+ peacock butterfly
+ painted lady butterfly
The leaves are opposite,
10-25 cm long, and on very short stalks. They are dark green above and
white hairy below with a finely toothed margin.
Buddleia is a
deciduous shrub up to 5 m in
height with widely spreading branches. It was introduced to gardens
at the end of the 19th century and now is widely naturalised,
especially on railway banks and waste ground.
Long, dense spikes
of small 4-5 petalled, highly scented flowers, appear at the end of
branches from June onwards.
Most flowers are
lavender or purple, but they can vary in colour from white through
pink to mauve.
into narrow pods which stay on the bush most of the winter.
The nectar at
the bottom of the tubular flowers
attracts many butterflies and day-flying moths including painted
lady, peacock and red admiral.
The name Buddleia
commemorates a botanist Adam Buddle, an early 18th century clergyman
born in Lincolnshire.
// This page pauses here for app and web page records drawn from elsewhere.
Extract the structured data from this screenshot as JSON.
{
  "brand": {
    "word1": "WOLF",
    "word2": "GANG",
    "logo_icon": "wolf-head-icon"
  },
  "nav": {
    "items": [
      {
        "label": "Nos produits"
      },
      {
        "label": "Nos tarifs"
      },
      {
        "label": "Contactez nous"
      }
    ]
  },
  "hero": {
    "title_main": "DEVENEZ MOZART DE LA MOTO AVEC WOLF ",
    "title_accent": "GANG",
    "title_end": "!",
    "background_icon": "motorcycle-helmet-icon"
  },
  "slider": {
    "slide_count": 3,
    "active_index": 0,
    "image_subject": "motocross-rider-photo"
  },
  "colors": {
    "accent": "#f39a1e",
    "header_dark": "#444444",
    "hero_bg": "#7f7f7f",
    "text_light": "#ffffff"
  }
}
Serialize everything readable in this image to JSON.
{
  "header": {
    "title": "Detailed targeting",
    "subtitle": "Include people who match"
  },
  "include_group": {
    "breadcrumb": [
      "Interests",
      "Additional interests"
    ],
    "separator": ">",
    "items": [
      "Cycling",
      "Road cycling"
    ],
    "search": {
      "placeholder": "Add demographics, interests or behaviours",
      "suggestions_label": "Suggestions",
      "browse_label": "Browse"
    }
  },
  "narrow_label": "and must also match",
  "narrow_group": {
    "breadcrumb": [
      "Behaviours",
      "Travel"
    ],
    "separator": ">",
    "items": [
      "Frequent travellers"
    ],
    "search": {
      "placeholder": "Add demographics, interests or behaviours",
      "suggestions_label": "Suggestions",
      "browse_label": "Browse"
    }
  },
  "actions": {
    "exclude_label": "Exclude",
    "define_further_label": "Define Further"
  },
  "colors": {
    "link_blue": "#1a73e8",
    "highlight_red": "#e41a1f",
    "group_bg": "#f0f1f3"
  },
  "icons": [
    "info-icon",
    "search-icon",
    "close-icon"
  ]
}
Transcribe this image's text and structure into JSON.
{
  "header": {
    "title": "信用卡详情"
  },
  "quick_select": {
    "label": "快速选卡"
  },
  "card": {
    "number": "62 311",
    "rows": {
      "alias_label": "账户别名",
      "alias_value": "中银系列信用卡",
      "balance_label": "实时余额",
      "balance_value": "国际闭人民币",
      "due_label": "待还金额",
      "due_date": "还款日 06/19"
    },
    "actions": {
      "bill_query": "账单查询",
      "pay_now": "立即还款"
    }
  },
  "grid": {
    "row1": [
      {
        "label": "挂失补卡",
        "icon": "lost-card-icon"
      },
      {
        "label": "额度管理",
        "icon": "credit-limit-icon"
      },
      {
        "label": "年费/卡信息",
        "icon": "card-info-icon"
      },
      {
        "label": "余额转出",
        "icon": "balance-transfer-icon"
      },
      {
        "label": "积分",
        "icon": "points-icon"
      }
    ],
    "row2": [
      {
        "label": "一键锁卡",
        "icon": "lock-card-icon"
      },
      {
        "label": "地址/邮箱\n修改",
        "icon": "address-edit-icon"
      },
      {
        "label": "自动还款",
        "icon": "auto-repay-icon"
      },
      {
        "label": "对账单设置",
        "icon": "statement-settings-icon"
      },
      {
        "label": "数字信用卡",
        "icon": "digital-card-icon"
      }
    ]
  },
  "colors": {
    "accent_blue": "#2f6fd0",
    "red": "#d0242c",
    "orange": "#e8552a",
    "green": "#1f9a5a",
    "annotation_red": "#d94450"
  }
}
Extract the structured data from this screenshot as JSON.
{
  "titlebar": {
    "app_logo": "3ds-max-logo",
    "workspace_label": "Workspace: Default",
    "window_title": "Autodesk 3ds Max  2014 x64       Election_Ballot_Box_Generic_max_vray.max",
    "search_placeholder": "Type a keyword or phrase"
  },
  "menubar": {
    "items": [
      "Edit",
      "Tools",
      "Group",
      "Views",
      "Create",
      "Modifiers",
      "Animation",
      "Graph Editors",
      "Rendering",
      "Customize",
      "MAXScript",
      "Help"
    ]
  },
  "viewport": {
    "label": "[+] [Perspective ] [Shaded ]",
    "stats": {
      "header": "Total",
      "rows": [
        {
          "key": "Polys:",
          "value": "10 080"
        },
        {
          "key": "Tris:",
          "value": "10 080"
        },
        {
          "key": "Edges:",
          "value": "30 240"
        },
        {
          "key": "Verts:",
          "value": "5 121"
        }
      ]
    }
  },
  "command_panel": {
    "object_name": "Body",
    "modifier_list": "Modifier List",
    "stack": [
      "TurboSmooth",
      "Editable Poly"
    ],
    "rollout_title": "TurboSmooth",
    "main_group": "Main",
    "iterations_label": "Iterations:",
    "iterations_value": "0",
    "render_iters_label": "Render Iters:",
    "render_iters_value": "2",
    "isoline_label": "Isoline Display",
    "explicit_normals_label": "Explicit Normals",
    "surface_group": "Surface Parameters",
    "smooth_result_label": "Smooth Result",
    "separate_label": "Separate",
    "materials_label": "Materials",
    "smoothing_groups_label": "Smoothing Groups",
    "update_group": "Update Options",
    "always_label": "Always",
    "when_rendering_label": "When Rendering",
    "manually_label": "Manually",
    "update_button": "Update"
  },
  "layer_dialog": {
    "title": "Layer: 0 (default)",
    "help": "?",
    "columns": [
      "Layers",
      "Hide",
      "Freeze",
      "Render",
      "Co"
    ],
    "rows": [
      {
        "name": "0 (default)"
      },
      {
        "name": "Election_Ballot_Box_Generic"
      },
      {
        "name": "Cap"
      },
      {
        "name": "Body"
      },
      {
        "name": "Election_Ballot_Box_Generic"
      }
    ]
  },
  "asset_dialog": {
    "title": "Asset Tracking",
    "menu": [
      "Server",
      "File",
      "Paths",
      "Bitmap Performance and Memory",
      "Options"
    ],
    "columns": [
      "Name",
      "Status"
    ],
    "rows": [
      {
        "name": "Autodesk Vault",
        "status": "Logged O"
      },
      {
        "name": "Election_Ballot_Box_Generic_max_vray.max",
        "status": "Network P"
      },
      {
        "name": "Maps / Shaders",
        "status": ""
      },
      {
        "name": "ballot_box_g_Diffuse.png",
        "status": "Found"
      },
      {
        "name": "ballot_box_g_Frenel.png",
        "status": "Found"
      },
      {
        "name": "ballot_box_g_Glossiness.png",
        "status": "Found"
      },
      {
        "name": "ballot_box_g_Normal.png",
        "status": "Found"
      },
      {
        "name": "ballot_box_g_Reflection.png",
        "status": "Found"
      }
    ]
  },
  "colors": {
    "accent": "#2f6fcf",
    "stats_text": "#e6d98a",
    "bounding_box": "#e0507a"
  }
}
It is a native
of west and central China introduced to Britain in about 1890.